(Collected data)
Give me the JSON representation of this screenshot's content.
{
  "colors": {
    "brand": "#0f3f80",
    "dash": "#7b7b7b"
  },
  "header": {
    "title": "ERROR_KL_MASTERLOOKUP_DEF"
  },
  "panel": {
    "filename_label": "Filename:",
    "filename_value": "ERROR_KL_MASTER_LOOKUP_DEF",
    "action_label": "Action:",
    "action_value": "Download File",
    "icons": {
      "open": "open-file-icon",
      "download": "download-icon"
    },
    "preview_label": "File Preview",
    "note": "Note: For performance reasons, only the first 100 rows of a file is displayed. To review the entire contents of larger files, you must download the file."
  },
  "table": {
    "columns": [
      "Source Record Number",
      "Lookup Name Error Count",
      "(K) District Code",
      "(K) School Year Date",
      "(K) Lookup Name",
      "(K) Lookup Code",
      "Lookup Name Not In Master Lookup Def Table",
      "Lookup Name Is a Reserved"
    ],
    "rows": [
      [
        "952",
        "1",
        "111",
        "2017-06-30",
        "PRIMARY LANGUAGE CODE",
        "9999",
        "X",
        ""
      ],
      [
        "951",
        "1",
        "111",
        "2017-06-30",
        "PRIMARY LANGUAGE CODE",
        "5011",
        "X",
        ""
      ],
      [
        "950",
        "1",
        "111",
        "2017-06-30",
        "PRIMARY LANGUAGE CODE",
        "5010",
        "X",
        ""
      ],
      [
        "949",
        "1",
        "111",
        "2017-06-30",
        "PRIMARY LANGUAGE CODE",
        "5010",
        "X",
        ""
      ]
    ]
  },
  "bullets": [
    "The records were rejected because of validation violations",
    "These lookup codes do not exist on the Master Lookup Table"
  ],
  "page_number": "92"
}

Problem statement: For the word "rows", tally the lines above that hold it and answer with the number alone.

Task response: 2